Bankruptcy is a legal proceeding for people or businesses unable to repay their outstanding debts. The two most common types of personal bankruptcy are Chapter 7 and Chapter 13 – named for chapters of the Federal Bankruptcy Code.
Filing for bankruptcy is generally considered a worst-case scenario because the results are so long-lasting and far-reaching: Bankruptcy can remain on your credit report for up to 10 years and make it difficult to obtain credit, buy or rent a home, get insurance or even a job.
It's also expensive and complicated: Chapter 7 bankruptcy can cost thousands of dollars in up-front lawyer's fees, plus fees for a court filing, mandatory credit counseling and budgeting courses, and Chapter 13 is even more expensive. Under Chapter 7 ("liquidation") bankruptcy, an administrator or trustee is appointed to sell most of your assets, aside from certain exempted necessities such as your primary residence, a car, clothing, home furnishings and work tools. Pensions and 401(k) accounts are usually protected as well.
Once assets are liquidated, the trustee distributes the proceeds to your unsecured creditors. In exchange, many unsecured debts, such as credit card and medical bills, are forgiven, or discharged. However, secured or fixed debts, such as mortgages, student loans, taxes, alimony and child support typically are not erased.

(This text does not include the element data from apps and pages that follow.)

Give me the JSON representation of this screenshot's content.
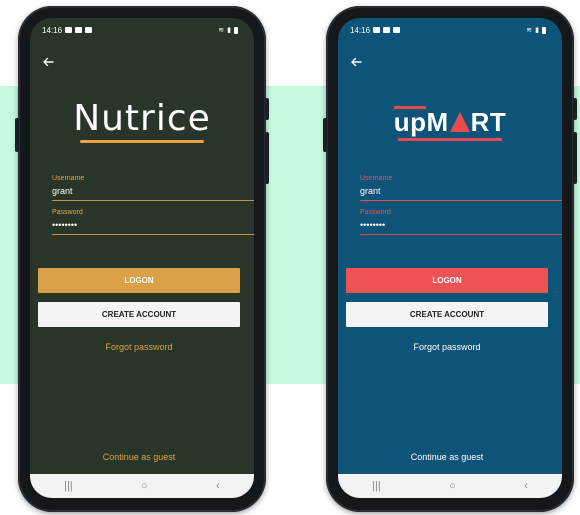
{
  "status": {
    "time": "14:16"
  },
  "phones": [
    {
      "brand": "Nutrice",
      "username_label": "Username",
      "username_value": "grant",
      "password_label": "Password",
      "password_value": "••••••••",
      "logon_label": "LOGON",
      "create_label": "CREATE ACCOUNT",
      "forgot_label": "Forgot password",
      "guest_label": "Continue as guest",
      "colors": {
        "background": "#283528",
        "accent": "#e8a447"
      }
    },
    {
      "brand_parts": {
        "up": "up",
        "m": "M",
        "rt": "RT"
      },
      "username_label": "Username",
      "username_value": "grant",
      "password_label": "Password",
      "password_value": "••••••••",
      "logon_label": "LOGON",
      "create_label": "CREATE ACCOUNT",
      "forgot_label": "Forgot password",
      "guest_label": "Continue as guest",
      "colors": {
        "background": "#0e5378",
        "accent": "#ee5252"
      }
    }
  ],
  "navbar": {
    "recent_icon": "|||",
    "home_icon": "○",
    "back_icon": "‹"
  }
}
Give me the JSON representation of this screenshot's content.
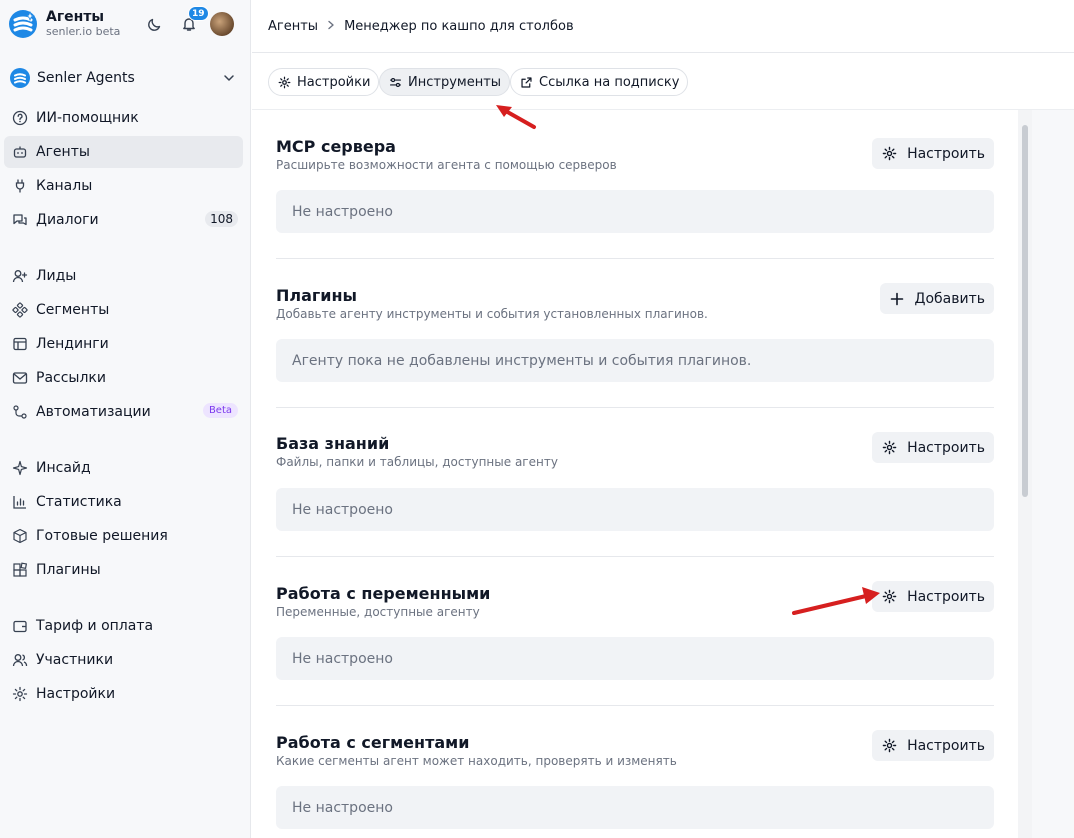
{
  "brand": {
    "title": "Агенты",
    "subtitle": "senler.io beta"
  },
  "notifications": {
    "count": "19"
  },
  "workspace": {
    "label": "Senler Agents"
  },
  "nav": {
    "ai_assistant": "ИИ-помощник",
    "agents": "Агенты",
    "channels": "Каналы",
    "dialogs": "Диалоги",
    "dialogs_count": "108",
    "leads": "Лиды",
    "segments": "Сегменты",
    "landings": "Лендинги",
    "mailings": "Рассылки",
    "automations": "Автоматизации",
    "automations_badge": "Beta",
    "insight": "Инсайд",
    "statistics": "Статистика",
    "solutions": "Готовые решения",
    "plugins": "Плагины",
    "billing": "Тариф и оплата",
    "members": "Участники",
    "settings": "Настройки"
  },
  "breadcrumb": {
    "root": "Агенты",
    "current": "Менеджер по кашпо для столбов"
  },
  "tabs": {
    "settings": "Настройки",
    "tools": "Инструменты",
    "subscribe_link": "Ссылка на подписку"
  },
  "sections": {
    "mcp": {
      "title": "MCP сервера",
      "desc": "Расширьте возможности агента с помощью серверов",
      "button": "Настроить",
      "box": "Не настроено"
    },
    "plugins": {
      "title": "Плагины",
      "desc": "Добавьте агенту инструменты и события установленных плагинов.",
      "button": "Добавить",
      "box": "Агенту пока не добавлены инструменты и события плагинов."
    },
    "knowledge": {
      "title": "База знаний",
      "desc": "Файлы, папки и таблицы, доступные агенту",
      "button": "Настроить",
      "box": "Не настроено"
    },
    "variables": {
      "title": "Работа с переменными",
      "desc": "Переменные, доступные агенту",
      "button": "Настроить",
      "box": "Не настроено"
    },
    "segments": {
      "title": "Работа с сегментами",
      "desc": "Какие сегменты агент может находить, проверять и изменять",
      "button": "Настроить",
      "box": "Не настроено"
    }
  },
  "colors": {
    "accent": "#1e88e5",
    "arrow": "#d61f1f",
    "beta": "#7c3aed"
  }
}
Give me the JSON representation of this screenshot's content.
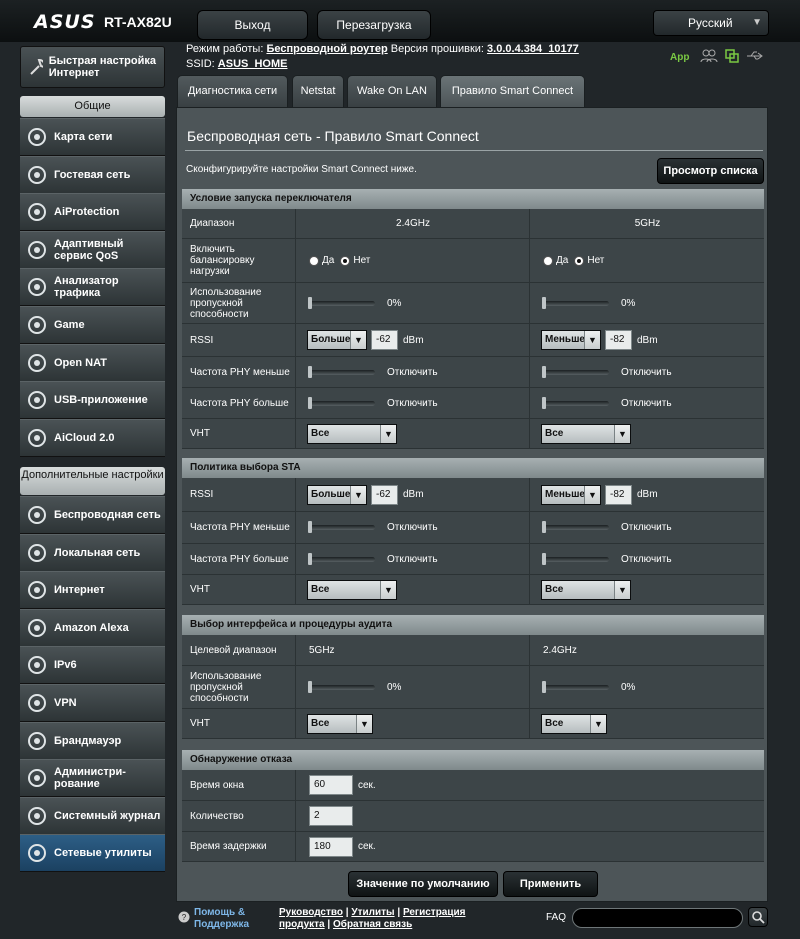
{
  "header": {
    "brand": "ASUS",
    "model": "RT-AX82U",
    "logout": "Выход",
    "reboot": "Перезагрузка",
    "language": "Русский"
  },
  "info": {
    "mode_label": "Режим работы:",
    "mode_value": "Беспроводной роутер",
    "fw_label": "Версия прошивки:",
    "fw_value": "3.0.0.4.384_10177",
    "ssid_label": "SSID:",
    "ssid_value": "ASUS_HOME",
    "app_label": "App"
  },
  "sidebar": {
    "quick_setup": "Быстрая настройка Интернет",
    "general_title": "Общие",
    "general": [
      {
        "label": "Карта сети",
        "icon": "network-map-icon"
      },
      {
        "label": "Гостевая сеть",
        "icon": "guest-network-icon"
      },
      {
        "label": "AiProtection",
        "icon": "aiprotection-icon"
      },
      {
        "label": "Адаптивный сервис QoS",
        "icon": "qos-icon"
      },
      {
        "label": "Анализатор трафика",
        "icon": "traffic-analyzer-icon"
      },
      {
        "label": "Game",
        "icon": "game-icon"
      },
      {
        "label": "Open NAT",
        "icon": "open-nat-icon"
      },
      {
        "label": "USB-приложение",
        "icon": "usb-app-icon"
      },
      {
        "label": "AiCloud 2.0",
        "icon": "aicloud-icon"
      }
    ],
    "advanced_title": "Дополнительные настройки",
    "advanced": [
      {
        "label": "Беспроводная сеть",
        "icon": "wireless-icon"
      },
      {
        "label": "Локальная сеть",
        "icon": "lan-icon"
      },
      {
        "label": "Интернет",
        "icon": "internet-icon"
      },
      {
        "label": "Amazon Alexa",
        "icon": "alexa-icon"
      },
      {
        "label": "IPv6",
        "icon": "ipv6-icon"
      },
      {
        "label": "VPN",
        "icon": "vpn-icon"
      },
      {
        "label": "Брандмауэр",
        "icon": "firewall-icon"
      },
      {
        "label": "Администри-рование",
        "icon": "administration-icon"
      },
      {
        "label": "Системный журнал",
        "icon": "system-log-icon"
      },
      {
        "label": "Сетевые утилиты",
        "icon": "network-tools-icon"
      }
    ]
  },
  "tabs": [
    "Диагностика сети",
    "Netstat",
    "Wake On LAN",
    "Правило Smart Connect"
  ],
  "panel": {
    "title": "Беспроводная сеть - Правило Smart Connect",
    "desc": "Сконфигурируйте настройки Smart Connect ниже.",
    "view_list": "Просмотр списка"
  },
  "sec1": {
    "title": "Условие запуска переключателя",
    "band_label": "Диапазон",
    "band1": "2.4GHz",
    "band2": "5GHz",
    "lb_label": "Включить балансировку нагрузки",
    "yes": "Да",
    "no": "Нет",
    "bw_label": "Использование пропускной способности",
    "bw1": "0%",
    "bw2": "0%",
    "rssi_label": "RSSI",
    "rssi1_op": "Больше",
    "rssi1": "-62",
    "rssi2_op": "Меньше",
    "rssi2": "-82",
    "unit": "dBm",
    "phy_lt_label": "Частота PHY меньше",
    "phy_gt_label": "Частота PHY больше",
    "off": "Отключить",
    "vht_label": "VHT",
    "vht1": "Все",
    "vht2": "Все"
  },
  "sec2": {
    "title": "Политика выбора STA",
    "rssi_label": "RSSI",
    "rssi1_op": "Больше",
    "rssi1": "-62",
    "rssi2_op": "Меньше",
    "rssi2": "-82",
    "unit": "dBm",
    "phy_lt_label": "Частота PHY меньше",
    "phy_gt_label": "Частота PHY больше",
    "off": "Отключить",
    "vht_label": "VHT",
    "vht1": "Все",
    "vht2": "Все"
  },
  "sec3": {
    "title": "Выбор интерфейса и процедуры аудита",
    "target_label": "Целевой диапазон",
    "target1": "5GHz",
    "target2": "2.4GHz",
    "bw_label": "Использование пропускной способности",
    "bw1": "0%",
    "bw2": "0%",
    "vht_label": "VHT",
    "vht1": "Все",
    "vht2": "Все"
  },
  "sec4": {
    "title": "Обнаружение отказа",
    "window_label": "Время окна",
    "window": "60",
    "sec": "сек.",
    "count_label": "Количество",
    "count": "2",
    "delay_label": "Время задержки",
    "delay": "180"
  },
  "buttons": {
    "default": "Значение по умолчанию",
    "apply": "Применить"
  },
  "footer": {
    "help": "Помощь & Поддержка",
    "manual": "Руководство",
    "utils": "Утилиты",
    "reg": "Регистрация",
    "product": "продукта",
    "feedback": "Обратная связь",
    "faq": "FAQ"
  }
}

Eligibility for Chapter 7 is determined by a "means test," which requires you to confirm that your income does not exceed a certain amount (varies by state). The court uses the means test to determine whether or not you have sufficient money available to make at least minimal payments to creditors under a Chapter 13 plan. If you fail the means test your case will be dismissed or converted to a Chapter 13 filing. (To learn more about means testing, click HERE.)
Chapter 7 bankruptcy typically remains on your credit report for up to 10 years. Also, you must wait eight years after having debt discharged before being able to file Chapter 7 again.
Under Chapter 13 ("reorganization") bankruptcy, debtors with steady income are allowed to keep property they might otherwise lose, in exchange for agreeing to use future income to repay creditors over a three-to-five-year period. You are assigned a trustee with whom you develop a proposed debt repayment plan.
The bankruptcy court decides whether to accept or alter the plan, or to dictate another plan. After it's approved, both you and your creditors are bound by the plan's terms. Generally, you make payments to a trustee who in turn distributes the funds according to the plan's terms. Once all payments are completed, the court will formally grant a discharge of your debts.
Chapter 13 bankruptcy typically remains on your credit report for up to seven years. Also, you must wait at least two years after having debt discharged before being able to file Chapter 13 again.
Under bankruptcy law, before filing for bankruptcy you must first receive credit counseling from a government-approved organization within six months before filing. To find an approved credit counselor in your area, visit the U.S. Trustee Program at www.usdoj.gov/ust.
In addition, after filing but before your debt is discharged, you must also complete an approved debtor education program (go to www.justice.gov/ust/eo/bapcpa/ccde/de_approved.htm to find one). You must receive certificates of completion from each program in order to proceed with your bankruptcy.
If you are interested in learning more about personal bankruptcy, view the Khan Academy video.
This article is intended to provide general information and should not be considered legal, tax or financial advice. It's always a good idea to consult a tax or financial advisor for specific information on how certain laws apply to your situation and about your individual financial situation.